2. See this brief description of CLU iterators.
3. See chapter 7 of “Elements of Programming” on coordinate structures. An interesting discussion on the general idea of “coordinatisation” is found in chapter 1 of “Basic Notions of Algebra” by Shafarevich.
4. Boost is a popular collection of C++ libraries, covering a wide range of uses, generally accepted as the next tool to reach for beyond the standard library. Many standard library features, such as smart pointers, were initially developed in Boost. Alex speaks positively of some parts (see his foreword for “The Boost Graph Library”), but others he is more critical of.
5. Some algorithms can be implemented more efficiently for certain iterator categories. For example `std::distance` can be implemented as a constant time algorithm for `RandomAccessIterators` but only a linear time algorithm for other iterator categories. The `iterator_category` tag allows the appropriate algorithm to be selected at compile time. This technique is known as tag dispatch.
6. See “A look back at memory models in 16-bit MS-DOS” for a brief overview of these various pointer types. The more general concept behind them is memory segmentation.
7. I think modern compilers have fixed this so you can write checks with more confidence that they won’t affect release builds. Specifically the standard has mandated some rules about when assert is enabled.

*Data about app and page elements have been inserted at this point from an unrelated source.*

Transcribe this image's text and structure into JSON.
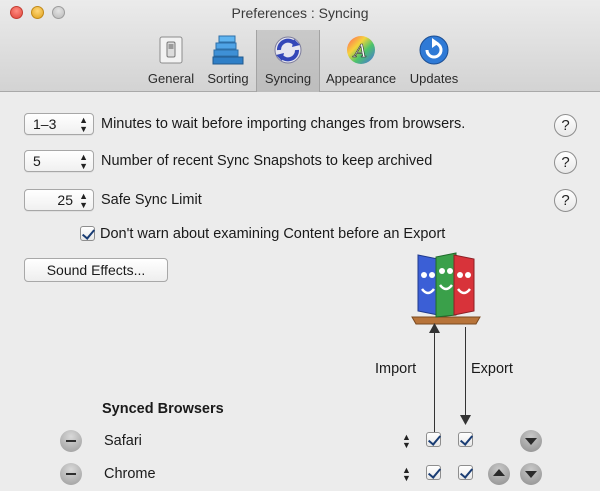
{
  "window": {
    "title": "Preferences : Syncing"
  },
  "toolbar": {
    "items": [
      {
        "label": "General",
        "icon": "general-switch-icon"
      },
      {
        "label": "Sorting",
        "icon": "sorting-stack-icon"
      },
      {
        "label": "Syncing",
        "icon": "syncing-arrows-icon",
        "selected": true
      },
      {
        "label": "Appearance",
        "icon": "color-wheel-icon"
      },
      {
        "label": "Updates",
        "icon": "updates-icon"
      }
    ]
  },
  "settings": {
    "wait": {
      "value": "1–3",
      "label": "Minutes to wait before importing changes from browsers."
    },
    "snapshots": {
      "value": "5",
      "label": "Number of recent Sync Snapshots to keep archived"
    },
    "limit": {
      "value": "25",
      "label": "Safe Sync Limit"
    },
    "dont_warn": {
      "checked": true,
      "label": "Don't warn about examining Content before an Export"
    },
    "sound_button": "Sound Effects...",
    "help_symbol": "?"
  },
  "sync": {
    "import_label": "Import",
    "export_label": "Export",
    "section_title": "Synced Browsers",
    "browsers": [
      {
        "name": "Safari",
        "import": true,
        "export": true
      },
      {
        "name": "Chrome",
        "import": true,
        "export": true
      }
    ]
  },
  "colors": {
    "accent": "#2a7fd9",
    "mask_blue": "#3b5fd6",
    "mask_green": "#3aa04a",
    "mask_red": "#d8333a"
  }
}
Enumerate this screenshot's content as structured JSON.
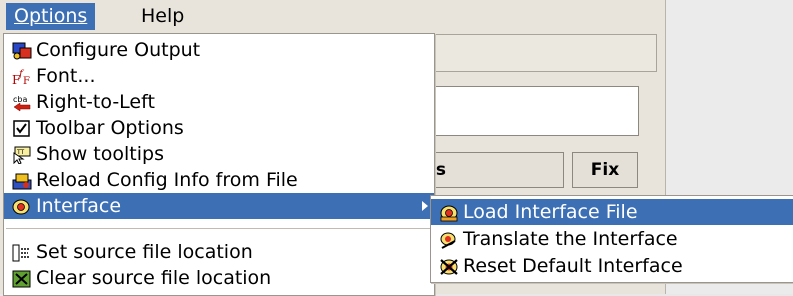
{
  "menubar": {
    "options": "Options",
    "help": "Help"
  },
  "background": {
    "button_partial": "ıs",
    "fix_button": "Fix"
  },
  "options_menu": {
    "items": [
      {
        "label": "Configure Output",
        "icon": "configure-output-icon"
      },
      {
        "label": "Font...",
        "icon": "font-icon"
      },
      {
        "label": "Right-to-Left",
        "icon": "right-to-left-icon"
      },
      {
        "label": "Toolbar Options",
        "icon": "toolbar-options-icon"
      },
      {
        "label": "Show tooltips",
        "icon": "tooltips-icon"
      },
      {
        "label": "Reload Config Info from File",
        "icon": "reload-config-icon"
      },
      {
        "label": "Interface",
        "icon": "interface-icon"
      },
      {
        "label": "Set source file location",
        "icon": "set-source-icon"
      },
      {
        "label": "Clear source file location",
        "icon": "clear-source-icon"
      }
    ]
  },
  "interface_submenu": {
    "items": [
      {
        "label": "Load Interface File",
        "icon": "load-interface-icon"
      },
      {
        "label": "Translate the Interface",
        "icon": "translate-interface-icon"
      },
      {
        "label": "Reset Default Interface",
        "icon": "reset-interface-icon"
      }
    ]
  },
  "colors": {
    "highlight": "#3c6fb4",
    "menu_bg": "#ffffff",
    "window_bg": "#e8e4dc"
  }
}
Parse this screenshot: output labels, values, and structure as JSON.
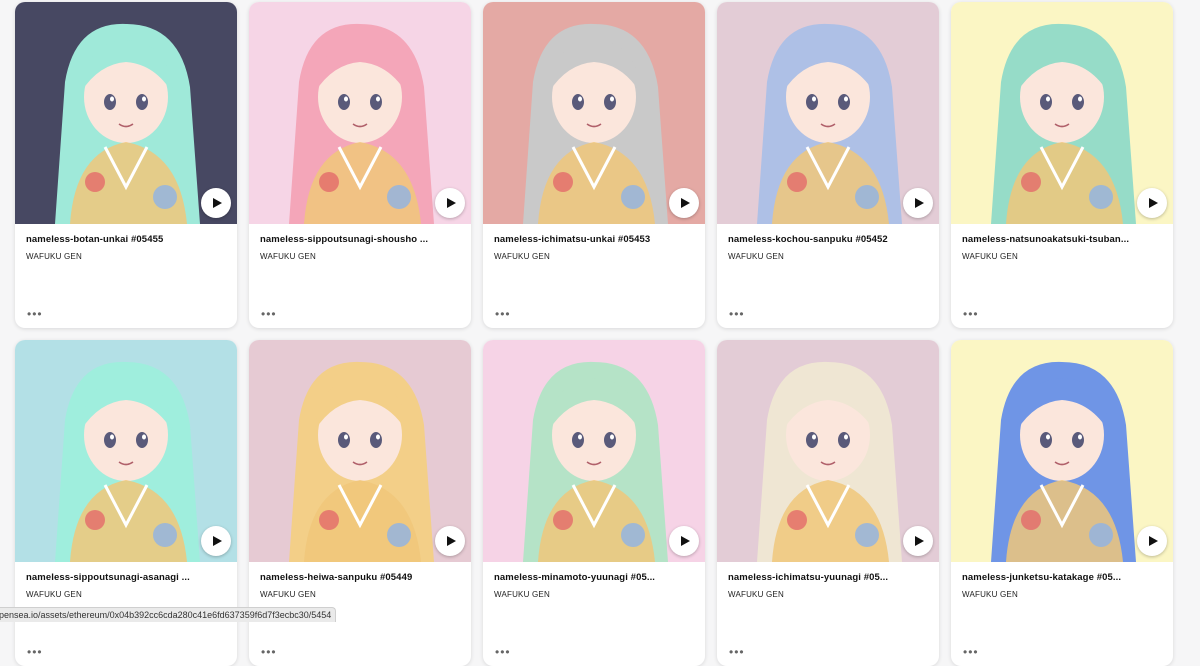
{
  "cards": [
    {
      "title": "nameless-botan-unkai #05455",
      "collection": "WAFUKU GEN",
      "bg": "#474862",
      "hair": "#9fe9d9"
    },
    {
      "title": "nameless-sippoutsunagi-shousho ...",
      "collection": "WAFUKU GEN",
      "bg": "#f6d5e6",
      "hair": "#f4a6b9"
    },
    {
      "title": "nameless-ichimatsu-unkai #05453",
      "collection": "WAFUKU GEN",
      "bg": "#e4a9a4",
      "hair": "#c9c9c9"
    },
    {
      "title": "nameless-kochou-sanpuku #05452",
      "collection": "WAFUKU GEN",
      "bg": "#e3ccd6",
      "hair": "#aec0e6"
    },
    {
      "title": "nameless-natsunoakatsuki-tsuban...",
      "collection": "WAFUKU GEN",
      "bg": "#fbf6c4",
      "hair": "#96dcc8"
    },
    {
      "title": "nameless-sippoutsunagi-asanagi ...",
      "collection": "WAFUKU GEN",
      "bg": "#b3e0e6",
      "hair": "#9feedd"
    },
    {
      "title": "nameless-heiwa-sanpuku #05449",
      "collection": "WAFUKU GEN",
      "bg": "#e6cad3",
      "hair": "#f3cf88"
    },
    {
      "title": "nameless-minamoto-yuunagi #05...",
      "collection": "WAFUKU GEN",
      "bg": "#f6d3e6",
      "hair": "#b5e3c7"
    },
    {
      "title": "nameless-ichimatsu-yuunagi #05...",
      "collection": "WAFUKU GEN",
      "bg": "#e3ccd6",
      "hair": "#efe6d3"
    },
    {
      "title": "nameless-junketsu-katakage #05...",
      "collection": "WAFUKU GEN",
      "bg": "#fbf6c4",
      "hair": "#6f95e6"
    }
  ],
  "more_label": "•••",
  "status_url": "opensea.io/assets/ethereum/0x04b392cc6cda280c41e6fd637359f6d7f3ecbc30/5454"
}
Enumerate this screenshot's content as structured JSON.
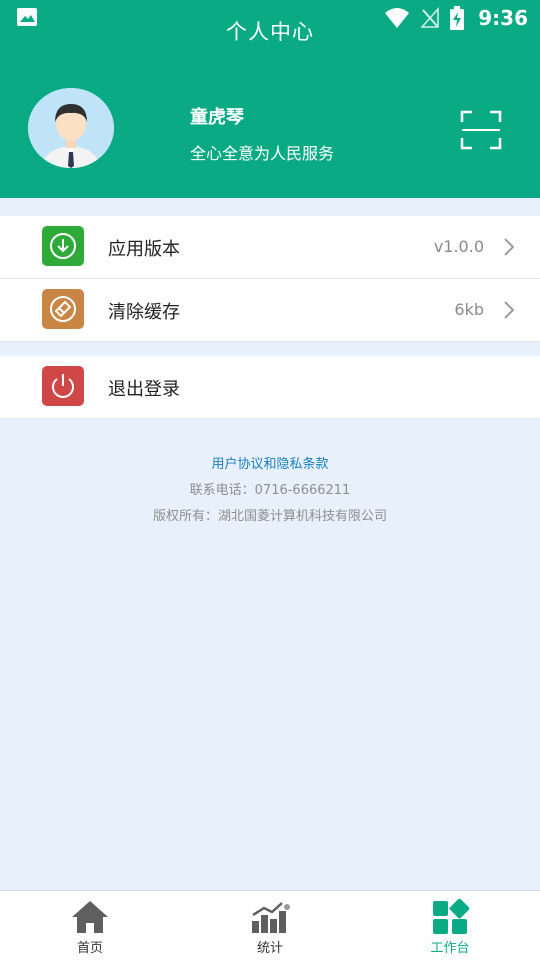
{
  "status_bar": {
    "time": "9:36"
  },
  "header": {
    "title": "个人中心"
  },
  "profile": {
    "name": "童虎琴",
    "motto": "全心全意为人民服务"
  },
  "menu": [
    {
      "label": "应用版本",
      "value": "v1.0.0",
      "icon": "download-icon",
      "color": "#2eaa3a"
    },
    {
      "label": "清除缓存",
      "value": "6kb",
      "icon": "eraser-icon",
      "color": "#c98544"
    },
    {
      "label": "退出登录",
      "value": "",
      "icon": "power-icon",
      "color": "#d04748"
    }
  ],
  "info": {
    "agreement": "用户协议和隐私条款",
    "contact": "联系电话：0716-6666211",
    "copyright": "版权所有：湖北国菱计算机科技有限公司"
  },
  "bottom_nav": [
    {
      "label": "首页",
      "icon": "home-icon"
    },
    {
      "label": "统计",
      "icon": "chart-icon"
    },
    {
      "label": "工作台",
      "icon": "workbench-icon",
      "active": true
    }
  ],
  "colors": {
    "primary": "#0aaa85",
    "background": "#e8f0fc",
    "link": "#1a7fc1"
  }
}
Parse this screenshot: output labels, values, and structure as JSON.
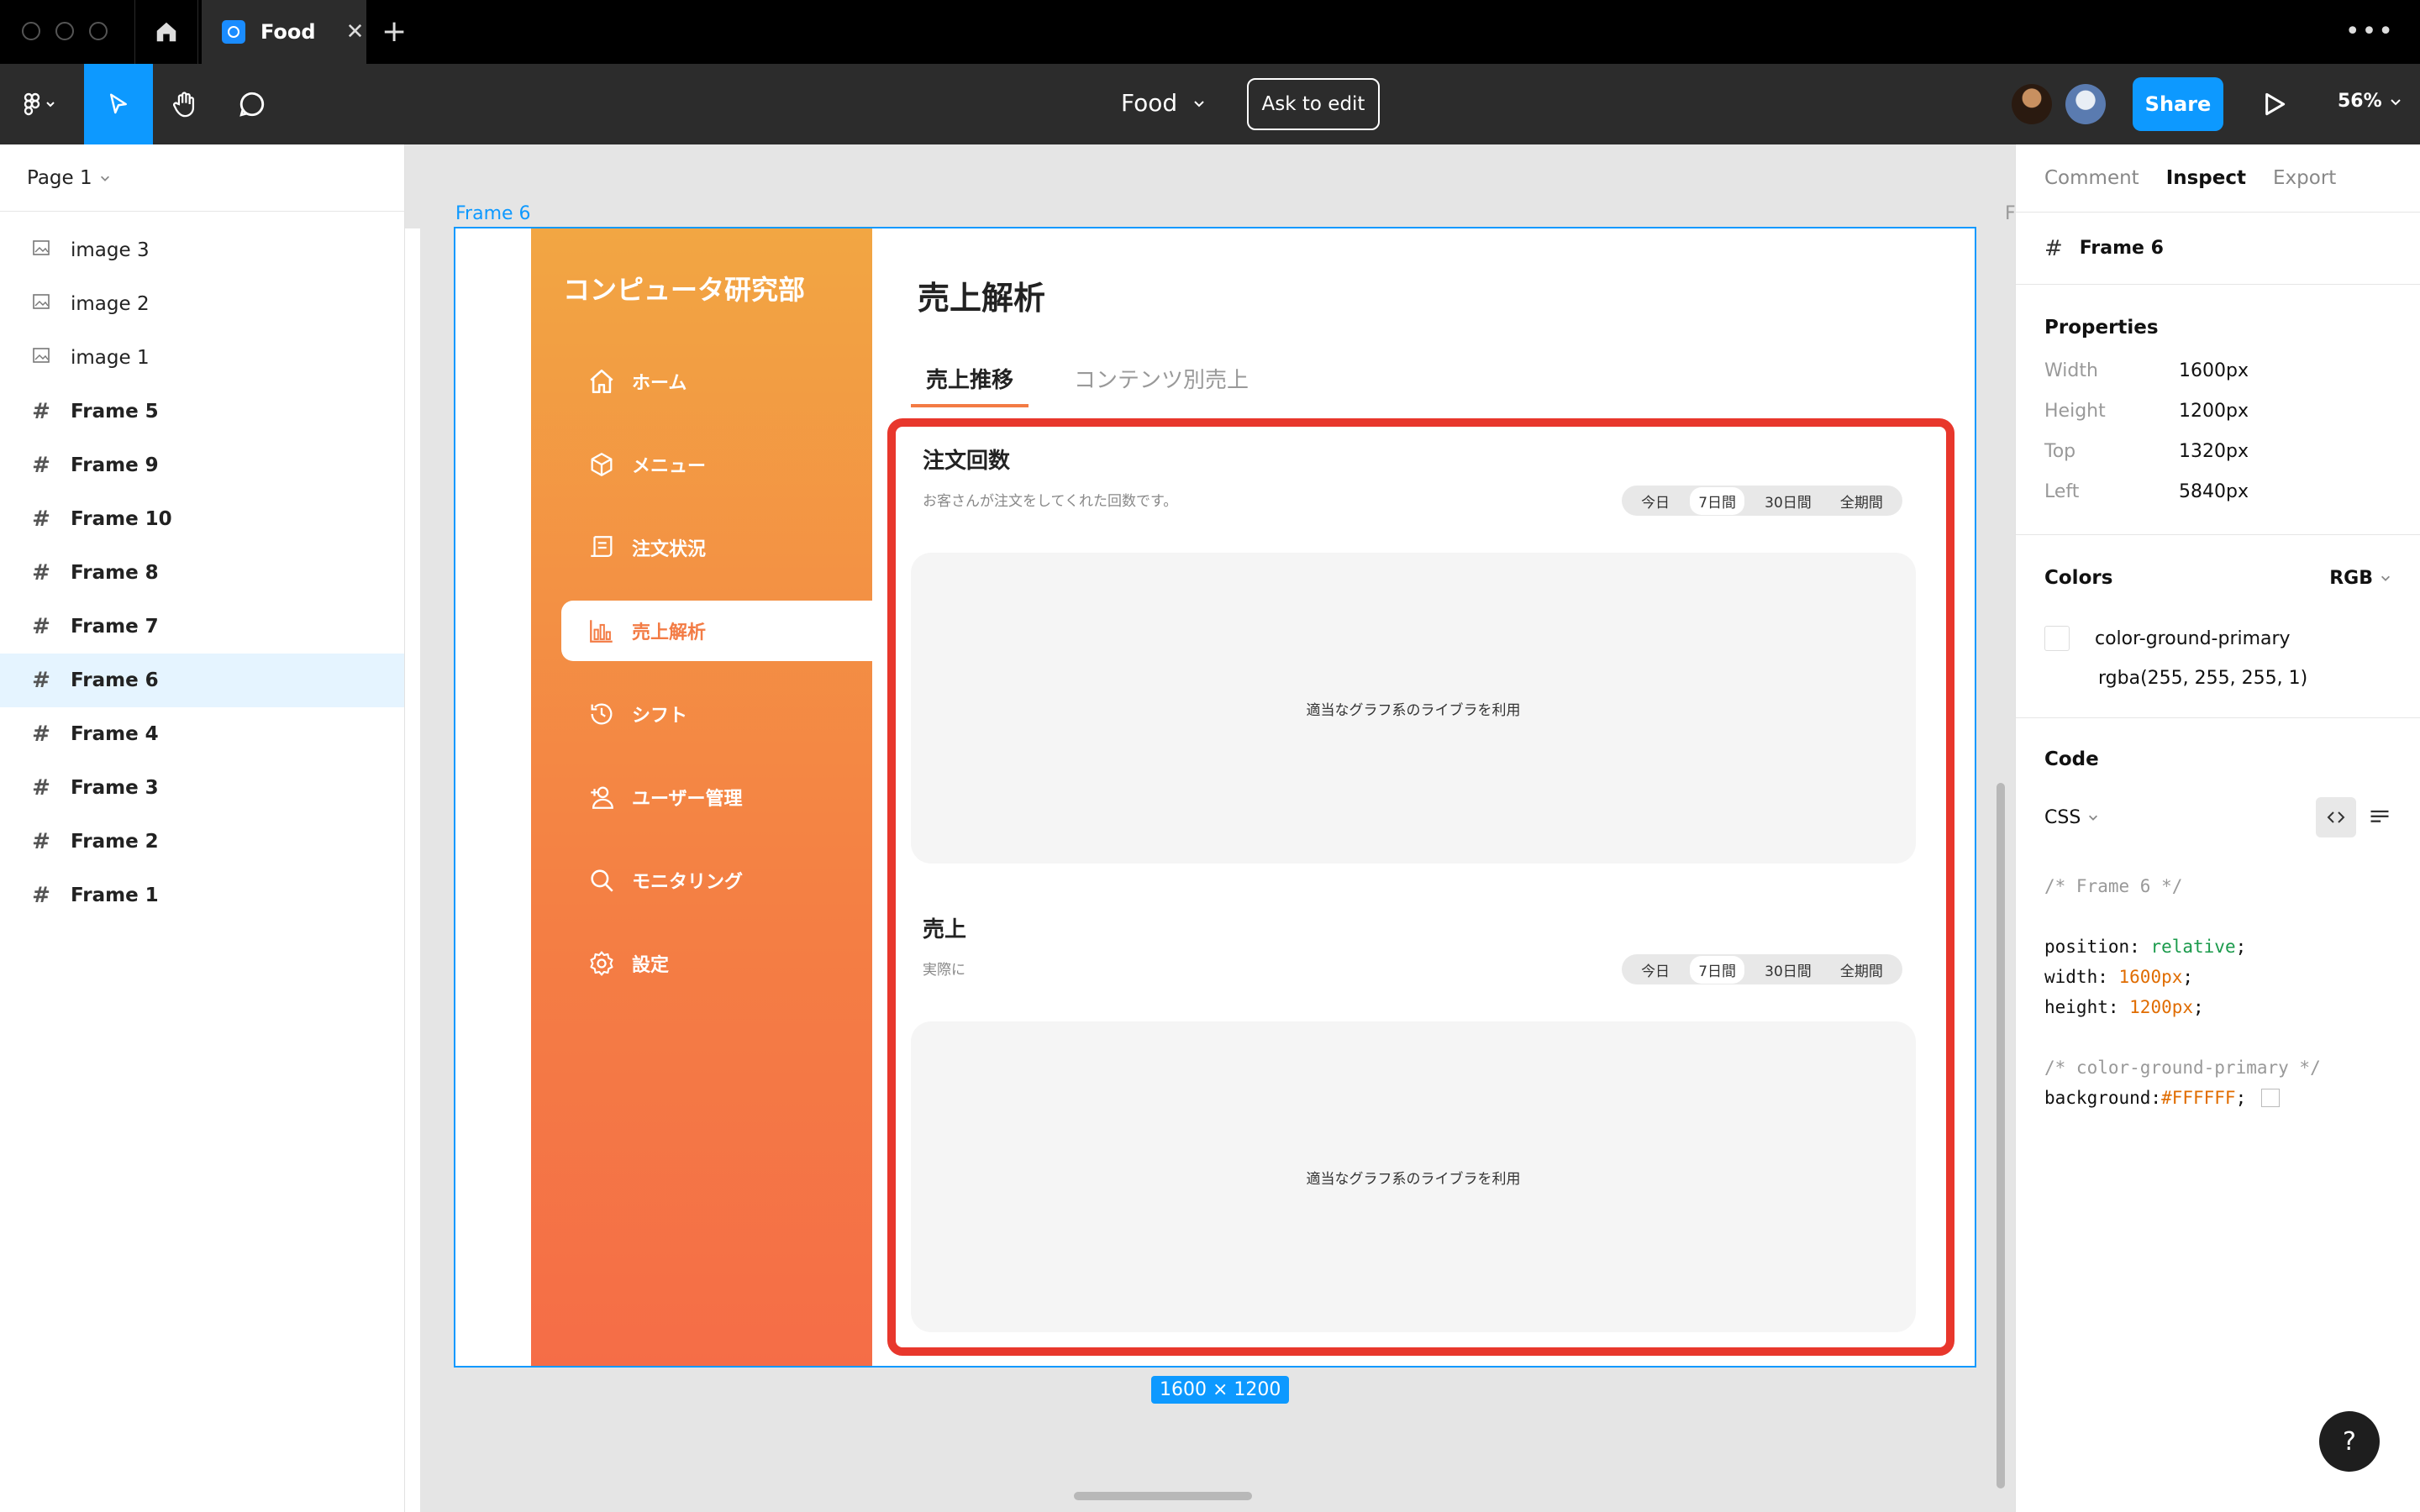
{
  "window": {
    "tab_title": "Food",
    "close_glyph": "✕",
    "new_tab_glyph": "+",
    "more_glyph": "•••"
  },
  "toolbar": {
    "file_name": "Food",
    "ask_to_edit": "Ask to edit",
    "share": "Share",
    "zoom": "56%"
  },
  "layers": {
    "page": "Page 1",
    "items": [
      {
        "label": "image 3",
        "type": "image"
      },
      {
        "label": "image 2",
        "type": "image"
      },
      {
        "label": "image 1",
        "type": "image"
      },
      {
        "label": "Frame 5",
        "type": "frame"
      },
      {
        "label": "Frame 9",
        "type": "frame"
      },
      {
        "label": "Frame 10",
        "type": "frame"
      },
      {
        "label": "Frame 8",
        "type": "frame"
      },
      {
        "label": "Frame 7",
        "type": "frame"
      },
      {
        "label": "Frame 6",
        "type": "frame",
        "selected": true
      },
      {
        "label": "Frame 4",
        "type": "frame"
      },
      {
        "label": "Frame 3",
        "type": "frame"
      },
      {
        "label": "Frame 2",
        "type": "frame"
      },
      {
        "label": "Frame 1",
        "type": "frame"
      }
    ]
  },
  "canvas": {
    "frame_label": "Frame 6",
    "frame_label_next": "F",
    "size_badge": "1600 × 1200",
    "design": {
      "brand": "コンピュータ研究部",
      "nav": [
        {
          "label": "ホーム",
          "icon": "home-icon"
        },
        {
          "label": "メニュー",
          "icon": "box-icon"
        },
        {
          "label": "注文状況",
          "icon": "receipt-icon"
        },
        {
          "label": "売上解析",
          "icon": "chart-icon",
          "active": true
        },
        {
          "label": "シフト",
          "icon": "history-icon"
        },
        {
          "label": "ユーザー管理",
          "icon": "user-add-icon"
        },
        {
          "label": "モニタリング",
          "icon": "search-icon"
        },
        {
          "label": "設定",
          "icon": "gear-icon"
        }
      ],
      "title": "売上解析",
      "tabs": [
        "売上推移",
        "コンテンツ別売上"
      ],
      "sections": [
        {
          "title": "注文回数",
          "subtitle": "お客さんが注文をしてくれた回数です。",
          "ranges": [
            "今日",
            "7日間",
            "30日間",
            "全期間"
          ],
          "selected_range": "7日間",
          "placeholder": "適当なグラフ系のライブラを利用"
        },
        {
          "title": "売上",
          "subtitle": "実際に",
          "ranges": [
            "今日",
            "7日間",
            "30日間",
            "全期間"
          ],
          "selected_range": "7日間",
          "placeholder": "適当なグラフ系のライブラを利用"
        }
      ]
    }
  },
  "inspect": {
    "tabs": [
      "Comment",
      "Inspect",
      "Export"
    ],
    "selection": "Frame 6",
    "properties_title": "Properties",
    "properties": [
      {
        "key": "Width",
        "value": "1600px"
      },
      {
        "key": "Height",
        "value": "1200px"
      },
      {
        "key": "Top",
        "value": "1320px"
      },
      {
        "key": "Left",
        "value": "5840px"
      }
    ],
    "colors_title": "Colors",
    "color_mode": "RGB",
    "color_name": "color-ground-primary",
    "color_value": "rgba(255, 255, 255, 1)",
    "code_title": "Code",
    "code_lang": "CSS",
    "code": {
      "comment1": "/* Frame 6 */",
      "l1_prop": "position: ",
      "l1_val": "relative",
      "l2_prop": "width: ",
      "l2_val": "1600px",
      "l3_prop": "height: ",
      "l3_val": "1200px",
      "comment2": "/* color-ground-primary */",
      "l4_prop": "background: ",
      "l4_val": "#FFFFFF"
    },
    "help": "?"
  },
  "colors": {
    "accent": "#0d99ff",
    "sidebar_top": "#f2a643",
    "sidebar_bottom": "#f56d47",
    "highlight": "#e8372c"
  }
}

8. The Swift standard library actually takes a lot of inspiration from C++ and Alex’s work. For example, the protocol `Collection` has an `Index` type which is equivalent to `ForwardIterator`, with some differences. One of these is the `Index` type must be comparable, in order to support safety features like bounds checking. This restriction makes it difficult to write data structures like linked lists and probably makes Alex’s pointer comparison trick impossible.